Short Essay on the Lyric-Conceptual Divide
All opinions are the speaker of the poem’s. Appropriations are not endorsements.
Everything that happens in the poem happens to me but the me is not me or rather it is not I though I may have been me in the past.
This poem will contain an image, the beauty and/or meaning and/or value of which I will assert either by virtue of itself or of its context.
A long-armed teenager bites his lip, on a loop, so that he is never not biting his lip or about to bite his lip or having just bitten his lip.
This image is either interesting or it is not.
If it is interesting, it is because it is so to the artist and/or to the audience.
If I am the artist and it is interesting to me, the boy is a stranger or is known to me.
If he is known to me he is either known intimately or barely.
If he is known barely, he may be a stranger, the image of whom I took with his consent, thereby he became less strange to me, or he may look familiar because his face is a famous face featured in a proliferation of images.

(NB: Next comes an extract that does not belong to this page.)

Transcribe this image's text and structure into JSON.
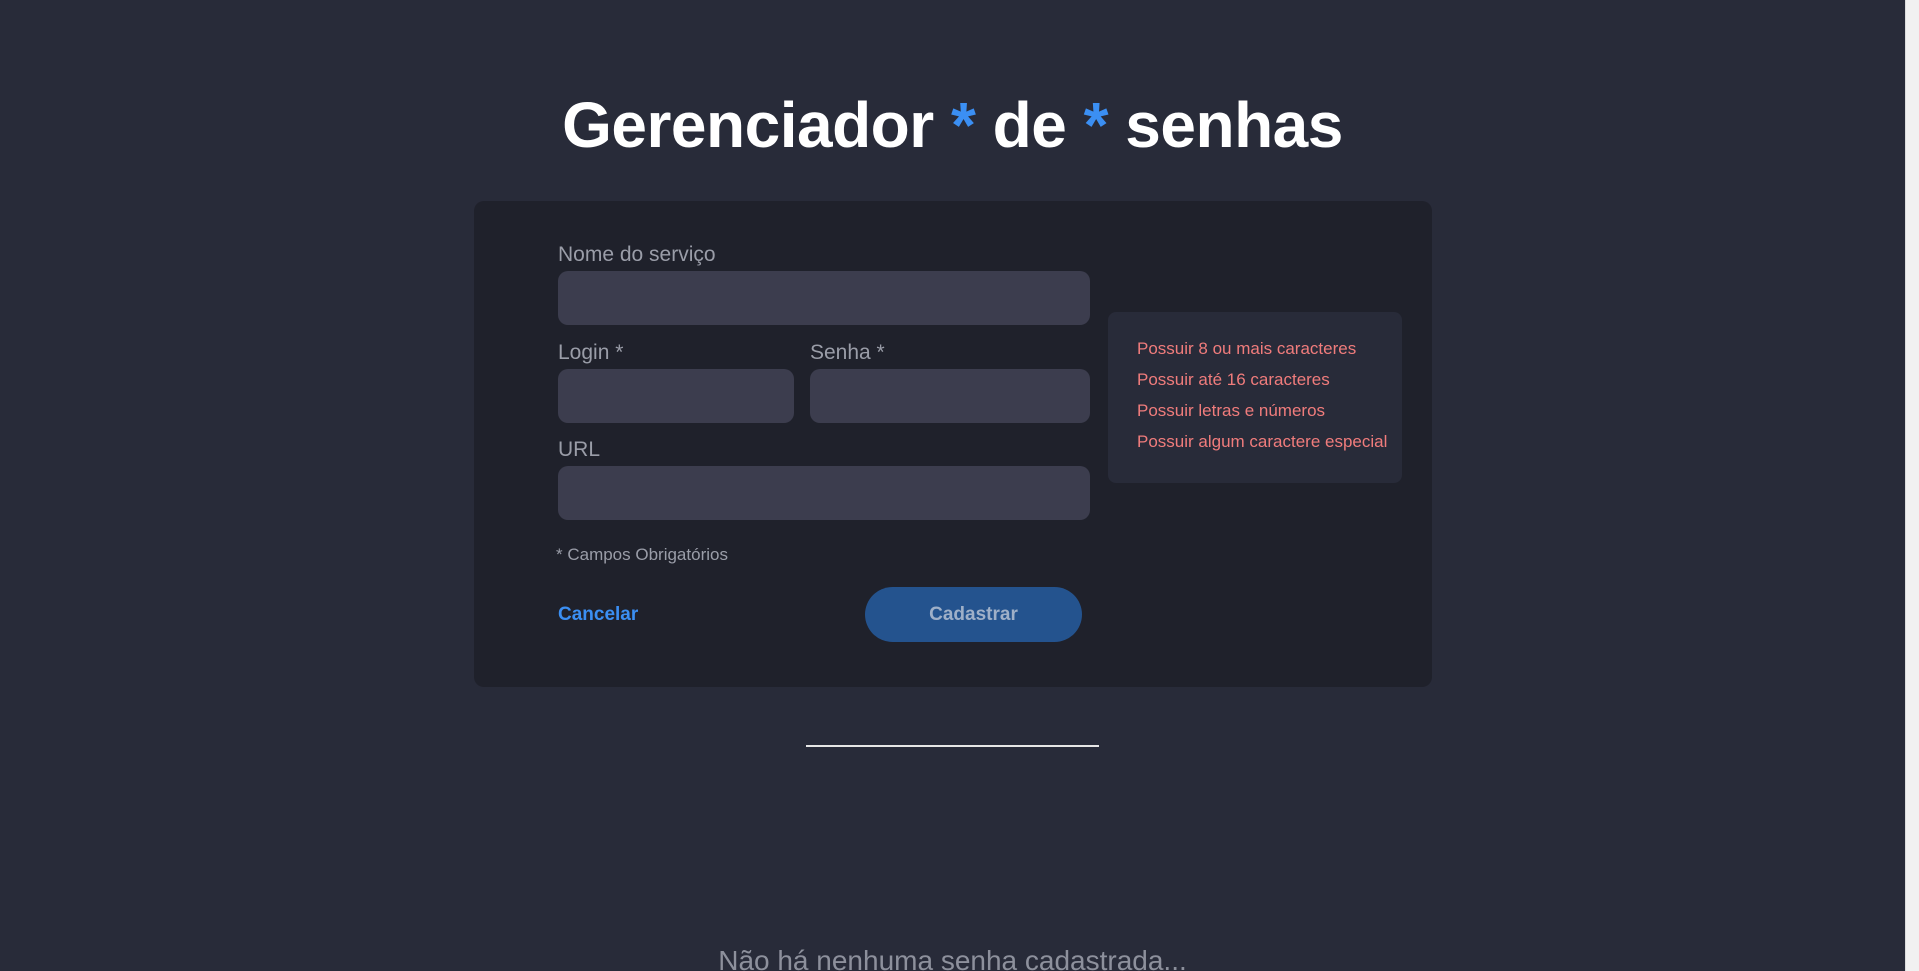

If he is known intimately, I may or may not have had sex with him. He is old enough it is not impossible, but young enough it is possible he has not yet had sex with anyone.
He may be a poet. If he is not, he may or may not have aspirations of being a poet.
He may not be a poet.
If he is my first real lover from high school, now dead, this has become a confessional poem. If the gif does not exist, this is a fiction.
After seven months of sobriety, his longest ever, the drug took hold of him again. Through everything, his family never stopped believing in him and loving him and only wish that he could have believed in himself. To all of you who are facing this horrible scourge as the family or friend of an addict, please reach out every day and be there for him or her. Let them know how much you love them and that there is nothing they could do to lose that love. To all of you who are addicted, never give up. A slip up isn't a failure, and you don't ever have to be ashamed.
The boy bites his lip. Again.
What did you look like
when they pulled you from the river?
Were you naked? Whole?
Remember the afternoon we kept
like a private joke, what we tried and failed?
Does this poem fail you?
Does it keep you alive
in the sunny spot on the floor
where you went to lie
like a dog when you left the bed?
Come here, you said. I’m sorry.
Come here anyway and let me hold you.
From a Friend
I hear you loved me.
You never said.
But knowing one person
has come to this conclusion
is enough—not my friend,
but another man she knows
you slept with. When you
go, take my longing with you.
I have no use for it now.
Jameson Fitzpatrick's poems have appeared or are forthcoming in The American Poetry Review, Best New Poets 2017, The New Yorker, Poetry, and elsewhere. A 2017 NYSCA/NYFA Fellow in Poetry, he is the author of the chapbooks Morrisroe: Erasures (89plus/LUMA Publications) and Mr. &, forthcoming from Indolent Books. He teaches writing at New York University.